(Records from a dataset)

• • • •

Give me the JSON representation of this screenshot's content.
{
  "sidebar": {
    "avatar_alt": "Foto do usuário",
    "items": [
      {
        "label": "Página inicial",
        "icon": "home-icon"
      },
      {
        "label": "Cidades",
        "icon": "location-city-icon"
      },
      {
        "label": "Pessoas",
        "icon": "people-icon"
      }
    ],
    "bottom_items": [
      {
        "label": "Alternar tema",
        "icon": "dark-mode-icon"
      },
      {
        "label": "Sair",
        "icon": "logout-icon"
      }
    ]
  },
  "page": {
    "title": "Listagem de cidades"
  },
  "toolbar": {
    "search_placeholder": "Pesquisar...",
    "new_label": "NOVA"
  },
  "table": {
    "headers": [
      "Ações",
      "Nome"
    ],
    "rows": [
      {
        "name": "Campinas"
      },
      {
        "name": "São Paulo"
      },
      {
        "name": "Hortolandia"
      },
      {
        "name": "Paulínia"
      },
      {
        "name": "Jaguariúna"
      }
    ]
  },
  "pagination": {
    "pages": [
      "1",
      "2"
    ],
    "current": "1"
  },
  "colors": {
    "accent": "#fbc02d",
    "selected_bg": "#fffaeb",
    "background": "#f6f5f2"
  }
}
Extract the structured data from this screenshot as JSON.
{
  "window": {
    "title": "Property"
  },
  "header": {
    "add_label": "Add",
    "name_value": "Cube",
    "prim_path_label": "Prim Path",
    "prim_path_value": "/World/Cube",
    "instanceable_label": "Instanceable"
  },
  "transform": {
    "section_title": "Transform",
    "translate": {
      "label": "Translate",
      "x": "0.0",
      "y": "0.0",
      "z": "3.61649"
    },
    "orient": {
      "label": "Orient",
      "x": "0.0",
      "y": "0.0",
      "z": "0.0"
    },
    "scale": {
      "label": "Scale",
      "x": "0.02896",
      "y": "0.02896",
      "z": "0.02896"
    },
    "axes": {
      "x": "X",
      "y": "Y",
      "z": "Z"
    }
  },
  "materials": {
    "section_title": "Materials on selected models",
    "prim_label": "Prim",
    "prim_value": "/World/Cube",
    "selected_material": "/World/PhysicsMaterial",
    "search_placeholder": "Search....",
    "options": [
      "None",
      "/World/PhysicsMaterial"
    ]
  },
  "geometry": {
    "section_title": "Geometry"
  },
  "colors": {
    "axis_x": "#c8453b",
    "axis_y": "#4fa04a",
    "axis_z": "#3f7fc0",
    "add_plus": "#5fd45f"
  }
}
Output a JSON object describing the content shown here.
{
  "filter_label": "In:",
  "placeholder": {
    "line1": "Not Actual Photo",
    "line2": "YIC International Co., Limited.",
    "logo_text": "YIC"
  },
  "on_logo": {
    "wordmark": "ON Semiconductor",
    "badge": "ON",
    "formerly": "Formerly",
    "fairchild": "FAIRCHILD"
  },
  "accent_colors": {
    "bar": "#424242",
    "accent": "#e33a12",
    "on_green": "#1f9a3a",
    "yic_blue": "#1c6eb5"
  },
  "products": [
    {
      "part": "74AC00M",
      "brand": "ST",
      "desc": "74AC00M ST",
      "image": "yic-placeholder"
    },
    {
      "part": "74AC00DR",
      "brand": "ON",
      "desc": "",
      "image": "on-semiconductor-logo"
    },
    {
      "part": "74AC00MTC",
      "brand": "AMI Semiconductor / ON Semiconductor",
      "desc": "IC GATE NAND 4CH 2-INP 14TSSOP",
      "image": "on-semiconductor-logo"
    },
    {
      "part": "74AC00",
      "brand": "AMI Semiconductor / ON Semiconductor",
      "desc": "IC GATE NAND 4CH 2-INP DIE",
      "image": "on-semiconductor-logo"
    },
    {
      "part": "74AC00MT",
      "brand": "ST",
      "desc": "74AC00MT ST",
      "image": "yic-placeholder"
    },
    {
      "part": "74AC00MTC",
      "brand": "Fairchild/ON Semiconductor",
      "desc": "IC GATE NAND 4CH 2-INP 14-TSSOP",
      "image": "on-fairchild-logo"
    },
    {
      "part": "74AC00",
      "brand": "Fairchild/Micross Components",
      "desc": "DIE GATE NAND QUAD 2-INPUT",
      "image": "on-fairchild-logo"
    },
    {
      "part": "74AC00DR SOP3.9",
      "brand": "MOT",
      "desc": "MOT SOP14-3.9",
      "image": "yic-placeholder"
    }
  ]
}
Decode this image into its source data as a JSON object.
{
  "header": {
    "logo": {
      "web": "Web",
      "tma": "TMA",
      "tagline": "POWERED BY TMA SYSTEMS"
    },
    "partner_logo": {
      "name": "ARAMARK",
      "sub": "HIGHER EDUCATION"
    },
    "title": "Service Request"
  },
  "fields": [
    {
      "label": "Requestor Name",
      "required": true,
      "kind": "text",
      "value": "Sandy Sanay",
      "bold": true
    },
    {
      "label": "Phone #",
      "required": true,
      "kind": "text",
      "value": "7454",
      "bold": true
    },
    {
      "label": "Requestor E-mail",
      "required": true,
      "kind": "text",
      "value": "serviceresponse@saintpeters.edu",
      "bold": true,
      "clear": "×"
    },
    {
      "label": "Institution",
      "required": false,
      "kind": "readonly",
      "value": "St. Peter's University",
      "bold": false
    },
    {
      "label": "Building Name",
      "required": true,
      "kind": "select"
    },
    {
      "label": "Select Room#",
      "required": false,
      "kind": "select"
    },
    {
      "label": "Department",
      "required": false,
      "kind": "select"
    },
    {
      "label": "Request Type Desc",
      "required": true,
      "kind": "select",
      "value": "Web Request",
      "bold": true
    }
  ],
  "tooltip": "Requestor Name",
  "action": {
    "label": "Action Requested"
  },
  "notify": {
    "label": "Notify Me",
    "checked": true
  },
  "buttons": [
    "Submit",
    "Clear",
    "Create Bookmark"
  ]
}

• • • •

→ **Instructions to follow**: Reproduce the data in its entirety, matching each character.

→ **Solution to the exercise**:
Give me the JSON representation of this screenshot's content.
{
  "sidebar": {
    "avatar_alt": "Foto do usuário",
    "items": [
      {
        "label": "Página inicial",
        "icon": "home-icon"
      },
      {
        "label": "Cidades",
        "icon": "location-city-icon"
      },
      {
        "label": "Pessoas",
        "icon": "people-icon"
      }
    ],
    "bottom_items": [
      {
        "label": "Alternar tema",
        "icon": "dark-mode-icon"
      },
      {
        "label": "Sair",
        "icon": "logout-icon"
      }
    ]
  },
  "page": {
    "title": "Listagem de cidades"
  },
  "toolbar": {
    "search_placeholder": "Pesquisar...",
    "new_label": "NOVA"
  },
  "table": {
    "headers": [
      "Ações",
      "Nome"
    ],
    "rows": [
      {
        "name": "Campinas"
      },
      {
        "name": "São Paulo"
      },
      {
        "name": "Hortolandia"
      },
      {
        "name": "Paulínia"
      },
      {
        "name": "Jaguariúna"
      }
    ]
  },
  "pagination": {
    "pages": [
      "1",
      "2"
    ],
    "current": "1"
  },
  "colors": {
    "accent": "#fbc02d",
    "selected_bg": "#fffaeb",
    "background": "#f6f5f2"
  }
}
Extract the structured data from this screenshot as JSON.
{
  "window": {
    "title": "Property"
  },
  "header": {
    "add_label": "Add",
    "name_value": "Cube",
    "prim_path_label": "Prim Path",
    "prim_path_value": "/World/Cube",
    "instanceable_label": "Instanceable"
  },
  "transform": {
    "section_title": "Transform",
    "translate": {
      "label": "Translate",
      "x": "0.0",
      "y": "0.0",
      "z": "3.61649"
    },
    "orient": {
      "label": "Orient",
      "x": "0.0",
      "y": "0.0",
      "z": "0.0"
    },
    "scale": {
      "label": "Scale",
      "x": "0.02896",
      "y": "0.02896",
      "z": "0.02896"
    },
    "axes": {
      "x": "X",
      "y": "Y",
      "z": "Z"
    }
  },
  "materials": {
    "section_title": "Materials on selected models",
    "prim_label": "Prim",
    "prim_value": "/World/Cube",
    "selected_material": "/World/PhysicsMaterial",
    "search_placeholder": "Search....",
    "options": [
      "None",
      "/World/PhysicsMaterial"
    ]
  },
  "geometry": {
    "section_title": "Geometry"
  },
  "colors": {
    "axis_x": "#c8453b",
    "axis_y": "#4fa04a",
    "axis_z": "#3f7fc0",
    "add_plus": "#5fd45f"
  }
}
Output a JSON object describing the content shown here.
{
  "filter_label": "In:",
  "placeholder": {
    "line1": "Not Actual Photo",
    "line2": "YIC International Co., Limited.",
    "logo_text": "YIC"
  },
  "on_logo": {
    "wordmark": "ON Semiconductor",
    "badge": "ON",
    "formerly": "Formerly",
    "fairchild": "FAIRCHILD"
  },
  "accent_colors": {
    "bar": "#424242",
    "accent": "#e33a12",
    "on_green": "#1f9a3a",
    "yic_blue": "#1c6eb5"
  },
  "products": [
    {
      "part": "74AC00M",
      "brand": "ST",
      "desc": "74AC00M ST",
      "image": "yic-placeholder"
    },
    {
      "part": "74AC00DR",
      "brand": "ON",
      "desc": "",
      "image": "on-semiconductor-logo"
    },
    {
      "part": "74AC00MTC",
      "brand": "AMI Semiconductor / ON Semiconductor",
      "desc": "IC GATE NAND 4CH 2-INP 14TSSOP",
      "image": "on-semiconductor-logo"
    },
    {
      "part": "74AC00",
      "brand": "AMI Semiconductor / ON Semiconductor",
      "desc": "IC GATE NAND 4CH 2-INP DIE",
      "image": "on-semiconductor-logo"
    },
    {
      "part": "74AC00MT",
      "brand": "ST",
      "desc": "74AC00MT ST",
      "image": "yic-placeholder"
    },
    {
      "part": "74AC00MTC",
      "brand": "Fairchild/ON Semiconductor",
      "desc": "IC GATE NAND 4CH 2-INP 14-TSSOP",
      "image": "on-fairchild-logo"
    },
    {
      "part": "74AC00",
      "brand": "Fairchild/Micross Components",
      "desc": "DIE GATE NAND QUAD 2-INPUT",
      "image": "on-fairchild-logo"
    },
    {
      "part": "74AC00DR SOP3.9",
      "brand": "MOT",
      "desc": "MOT SOP14-3.9",
      "image": "yic-placeholder"
    }
  ]
}
Decode this image into its source data as a JSON object.
{
  "header": {
    "logo": {
      "web": "Web",
      "tma": "TMA",
      "tagline": "POWERED BY TMA SYSTEMS"
    },
    "partner_logo": {
      "name": "ARAMARK",
      "sub": "HIGHER EDUCATION"
    },
    "title": "Service Request"
  },
  "fields": [
    {
      "label": "Requestor Name",
      "required": true,
      "kind": "text",
      "value": "Sandy Sanay",
      "bold": true
    },
    {
      "label": "Phone #",
      "required": true,
      "kind": "text",
      "value": "7454",
      "bold": true
    },
    {
      "label": "Requestor E-mail",
      "required": true,
      "kind": "text",
      "value": "serviceresponse@saintpeters.edu",
      "bold": true,
      "clear": "×"
    },
    {
      "label": "Institution",
      "required": false,
      "kind": "readonly",
      "value": "St. Peter's University",
      "bold": false
    },
    {
      "label": "Building Name",
      "required": true,
      "kind": "select"
    },
    {
      "label": "Select Room#",
      "required": false,
      "kind": "select"
    },
    {
      "label": "Department",
      "required": false,
      "kind": "select"
    },
    {
      "label": "Request Type Desc",
      "required": true,
      "kind": "select",
      "value": "Web Request",
      "bold": true
    }
  ],
  "tooltip": "Requestor Name",
  "action": {
    "label": "Action Requested"
  },
  "notify": {
    "label": "Notify Me",
    "checked": true
  },
  "buttons": [
    "Submit",
    "Clear",
    "Create Bookmark"
  ]
}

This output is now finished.